[What this task involves]:
A verbatim copy of each record is required.

[Records supplied]:
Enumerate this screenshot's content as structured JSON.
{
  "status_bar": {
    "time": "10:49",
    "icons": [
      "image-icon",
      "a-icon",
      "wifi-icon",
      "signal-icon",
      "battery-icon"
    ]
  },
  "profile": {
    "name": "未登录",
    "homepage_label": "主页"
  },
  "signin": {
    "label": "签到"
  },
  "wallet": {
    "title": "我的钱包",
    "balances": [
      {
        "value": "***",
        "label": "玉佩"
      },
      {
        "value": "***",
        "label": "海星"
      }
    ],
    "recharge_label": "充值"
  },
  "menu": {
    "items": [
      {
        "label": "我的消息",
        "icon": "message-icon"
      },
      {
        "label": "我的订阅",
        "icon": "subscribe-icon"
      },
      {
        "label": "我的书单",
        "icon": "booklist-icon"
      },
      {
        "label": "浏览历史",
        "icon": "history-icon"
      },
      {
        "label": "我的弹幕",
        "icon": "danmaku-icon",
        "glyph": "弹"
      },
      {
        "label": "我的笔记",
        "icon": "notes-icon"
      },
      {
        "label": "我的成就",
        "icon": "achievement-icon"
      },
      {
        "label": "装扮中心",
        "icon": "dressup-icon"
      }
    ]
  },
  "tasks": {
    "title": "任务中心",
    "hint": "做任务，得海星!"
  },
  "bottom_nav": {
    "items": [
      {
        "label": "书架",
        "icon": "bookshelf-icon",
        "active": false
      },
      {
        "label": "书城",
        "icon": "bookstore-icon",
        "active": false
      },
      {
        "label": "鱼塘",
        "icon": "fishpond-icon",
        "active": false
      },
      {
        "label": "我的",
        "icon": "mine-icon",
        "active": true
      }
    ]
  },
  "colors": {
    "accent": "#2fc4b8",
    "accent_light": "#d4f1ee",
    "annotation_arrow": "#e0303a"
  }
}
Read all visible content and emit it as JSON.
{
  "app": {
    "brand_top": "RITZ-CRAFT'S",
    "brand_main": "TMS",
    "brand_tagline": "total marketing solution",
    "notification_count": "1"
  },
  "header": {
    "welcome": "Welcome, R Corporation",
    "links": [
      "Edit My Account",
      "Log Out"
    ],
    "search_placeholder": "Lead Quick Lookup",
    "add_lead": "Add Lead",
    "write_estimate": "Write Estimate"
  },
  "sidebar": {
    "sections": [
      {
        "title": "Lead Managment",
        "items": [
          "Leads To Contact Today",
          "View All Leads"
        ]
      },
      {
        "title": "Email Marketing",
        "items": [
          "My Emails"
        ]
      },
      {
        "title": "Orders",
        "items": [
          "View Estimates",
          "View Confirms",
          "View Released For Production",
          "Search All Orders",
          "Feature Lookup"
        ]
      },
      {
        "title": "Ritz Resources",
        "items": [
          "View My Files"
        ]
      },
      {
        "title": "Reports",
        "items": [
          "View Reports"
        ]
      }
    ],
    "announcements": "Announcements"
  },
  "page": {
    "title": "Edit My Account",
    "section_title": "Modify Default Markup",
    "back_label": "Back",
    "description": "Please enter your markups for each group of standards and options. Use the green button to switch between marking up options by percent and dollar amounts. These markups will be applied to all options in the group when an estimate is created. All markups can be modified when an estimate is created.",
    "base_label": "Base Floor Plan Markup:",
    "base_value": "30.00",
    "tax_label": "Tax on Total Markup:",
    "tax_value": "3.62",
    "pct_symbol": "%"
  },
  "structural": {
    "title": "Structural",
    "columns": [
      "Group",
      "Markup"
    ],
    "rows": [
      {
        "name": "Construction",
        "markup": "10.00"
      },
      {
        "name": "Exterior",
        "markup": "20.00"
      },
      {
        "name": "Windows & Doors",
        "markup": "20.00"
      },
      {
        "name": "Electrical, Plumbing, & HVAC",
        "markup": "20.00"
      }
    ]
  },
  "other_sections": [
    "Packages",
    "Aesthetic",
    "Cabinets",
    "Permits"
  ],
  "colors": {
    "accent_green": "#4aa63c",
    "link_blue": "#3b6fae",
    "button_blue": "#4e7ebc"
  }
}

[Task output]:
Enumerate this screenshot's content as structured JSON.
{
  "status_bar": {
    "time": "10:49",
    "icons": [
      "image-icon",
      "a-icon",
      "wifi-icon",
      "signal-icon",
      "battery-icon"
    ]
  },
  "profile": {
    "name": "未登录",
    "homepage_label": "主页"
  },
  "signin": {
    "label": "签到"
  },
  "wallet": {
    "title": "我的钱包",
    "balances": [
      {
        "value": "***",
        "label": "玉佩"
      },
      {
        "value": "***",
        "label": "海星"
      }
    ],
    "recharge_label": "充值"
  },
  "menu": {
    "items": [
      {
        "label": "我的消息",
        "icon": "message-icon"
      },
      {
        "label": "我的订阅",
        "icon": "subscribe-icon"
      },
      {
        "label": "我的书单",
        "icon": "booklist-icon"
      },
      {
        "label": "浏览历史",
        "icon": "history-icon"
      },
      {
        "label": "我的弹幕",
        "icon": "danmaku-icon",
        "glyph": "弹"
      },
      {
        "label": "我的笔记",
        "icon": "notes-icon"
      },
      {
        "label": "我的成就",
        "icon": "achievement-icon"
      },
      {
        "label": "装扮中心",
        "icon": "dressup-icon"
      }
    ]
  },
  "tasks": {
    "title": "任务中心",
    "hint": "做任务，得海星!"
  },
  "bottom_nav": {
    "items": [
      {
        "label": "书架",
        "icon": "bookshelf-icon",
        "active": false
      },
      {
        "label": "书城",
        "icon": "bookstore-icon",
        "active": false
      },
      {
        "label": "鱼塘",
        "icon": "fishpond-icon",
        "active": false
      },
      {
        "label": "我的",
        "icon": "mine-icon",
        "active": true
      }
    ]
  },
  "colors": {
    "accent": "#2fc4b8",
    "accent_light": "#d4f1ee",
    "annotation_arrow": "#e0303a"
  }
}
Read all visible content and emit it as JSON.
{
  "app": {
    "brand_top": "RITZ-CRAFT'S",
    "brand_main": "TMS",
    "brand_tagline": "total marketing solution",
    "notification_count": "1"
  },
  "header": {
    "welcome": "Welcome, R Corporation",
    "links": [
      "Edit My Account",
      "Log Out"
    ],
    "search_placeholder": "Lead Quick Lookup",
    "add_lead": "Add Lead",
    "write_estimate": "Write Estimate"
  },
  "sidebar": {
    "sections": [
      {
        "title": "Lead Managment",
        "items": [
          "Leads To Contact Today",
          "View All Leads"
        ]
      },
      {
        "title": "Email Marketing",
        "items": [
          "My Emails"
        ]
      },
      {
        "title": "Orders",
        "items": [
          "View Estimates",
          "View Confirms",
          "View Released For Production",
          "Search All Orders",
          "Feature Lookup"
        ]
      },
      {
        "title": "Ritz Resources",
        "items": [
          "View My Files"
        ]
      },
      {
        "title": "Reports",
        "items": [
          "View Reports"
        ]
      }
    ],
    "announcements": "Announcements"
  },
  "page": {
    "title": "Edit My Account",
    "section_title": "Modify Default Markup",
    "back_label": "Back",
    "description": "Please enter your markups for each group of standards and options. Use the green button to switch between marking up options by percent and dollar amounts. These markups will be applied to all options in the group when an estimate is created. All markups can be modified when an estimate is created.",
    "base_label": "Base Floor Plan Markup:",
    "base_value": "30.00",
    "tax_label": "Tax on Total Markup:",
    "tax_value": "3.62",
    "pct_symbol": "%"
  },
  "structural": {
    "title": "Structural",
    "columns": [
      "Group",
      "Markup"
    ],
    "rows": [
      {
        "name": "Construction",
        "markup": "10.00"
      },
      {
        "name": "Exterior",
        "markup": "20.00"
      },
      {
        "name": "Windows & Doors",
        "markup": "20.00"
      },
      {
        "name": "Electrical, Plumbing, & HVAC",
        "markup": "20.00"
      }
    ]
  },
  "other_sections": [
    "Packages",
    "Aesthetic",
    "Cabinets",
    "Permits"
  ],
  "colors": {
    "accent_green": "#4aa63c",
    "link_blue": "#3b6fae",
    "button_blue": "#4e7ebc"
  }
}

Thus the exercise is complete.